Strike cuts Norwegian oil, gas output
BY KJETIL MALKENES HOVLAND
OSLO--A Norwegian oil workers' strike has shut down 240,000 barrels a day, or 15%, of the country's oil production, and 11.9 million cubic meters a day, or 7%, of its natural-gas output, the Oil Industry Association told Dow Jones Newswires Wednesday, a significant cut which could push oil prices upwards.
The strike was launched Sunday, due to a disagreement about an early pensions deal. Some 700 oil workers on four different offshore installations, including the Heidrun and Oseberg platforms, are now striking.
Unions will consider Friday whether to expand the strike, a move which would take effect July 3.
"The companies' losses are now 201 million kronor ($33 million) per day," Oil Industry Association spokeswoman Eli Ane Nedreskar told Dow Jones Newswires. "That means that the companies have lost NOK744 million since the strike began Sunday. Friday night we will reach NOK1 billion."
The strike has affected the Norwegian oil giant Statoil ASA (STO) the most. The company said Tuesday it had to shut down four new installations and that it was losing NOK150 million a day.
Offshore unions said that no new negotiations were planned for now, and that they haven't heard from the Oil Industry Association, which has denied discussing pensions as part of wage agreements.
"No, nothing at all. But we haven't been going on for that many days yet," said Leif Sande, leader of Industri Energi, one three striking unions. "The longest strike ever in the oil sector lasted for 12 weeks.

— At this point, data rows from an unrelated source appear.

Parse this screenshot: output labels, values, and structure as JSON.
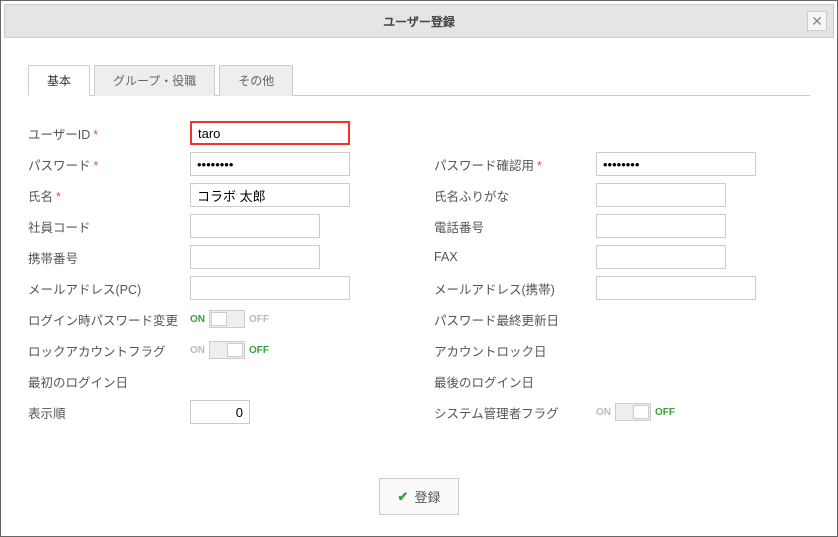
{
  "dialog": {
    "title": "ユーザー登録"
  },
  "tabs": {
    "basic": "基本",
    "group": "グループ・役職",
    "other": "その他"
  },
  "labels": {
    "user_id": "ユーザーID",
    "password": "パスワード",
    "password_confirm": "パスワード確認用",
    "name": "氏名",
    "name_kana": "氏名ふりがな",
    "emp_code": "社員コード",
    "phone": "電話番号",
    "mobile": "携帯番号",
    "fax": "FAX",
    "mail_pc": "メールアドレス(PC)",
    "mail_mobile": "メールアドレス(携帯)",
    "pw_change_on_login": "ログイン時パスワード変更",
    "pw_last_updated": "パスワード最終更新日",
    "lock_flag": "ロックアカウントフラグ",
    "account_lock_date": "アカウントロック日",
    "first_login": "最初のログイン日",
    "last_login": "最後のログイン日",
    "display_order": "表示順",
    "sysadmin_flag": "システム管理者フラグ",
    "required_mark": "*"
  },
  "values": {
    "user_id": "taro",
    "password": "••••••••",
    "password_confirm": "••••••••",
    "name": "コラボ 太郎",
    "name_kana": "",
    "emp_code": "",
    "phone": "",
    "mobile": "",
    "fax": "",
    "mail_pc": "",
    "mail_mobile": "",
    "display_order": "0"
  },
  "toggle": {
    "on": "ON",
    "off": "OFF"
  },
  "footer": {
    "submit": "登録"
  }
}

The longest one I've taken part in lasted for five weeks."
The Oil Industry Association said out of the oil companies' losses, NOK148 million a day was due to production shut downs. About NOK50 million was due to other costs, such as a delay in the work on the BP PLC (BP)-operated Skarv floating production and storage unit, which is set to produce from the fourth quarter, and costs related to the shutdown of Statoil's west coast Tjeldbergodden methanol plant.
The strike is shutting down production on the Norwegian continental shelf only a few days before the European Union launches an oil embargo against Iran on July 1, and could add upwards pressure to the oil price, which earlier this month fell below $90 from around $130 in March, but turned somewhat upwards Tuesday.
"If [the strike] lasts for a while, it could have an extra effect here in Europe, especially due to the upcoming embargo," said Nordea analyst Thina Saltvedt.
For now, the strike has stopped production at Oseberg, Oseberg East, Oseberg South, Heidrun, Huldra, Veslefrikk and Brage.
The total oil and gas production from these fields equaled 391,127 barrels a day in March and 290,663 barrels a day in April, according to figures retrieved from the Norwegian Petroleum Directorate's oil field database.
Production numbers can vary significantly from month to month, due to maintenance and price considerations.
The government of Norway doesn't comment whether it will take action to stop the strike, or what it takes for it to ask Parliament to impose compulsory arbitration, in which a committee forces the parties into an agreement.
The Norwegian government has been criticized by the International Labor Organization for curbing workers' right to strike on previous occasions, and is likely to be reluctant to end the strike as long as people's life and health is not in danger.
Dow Jones Newswires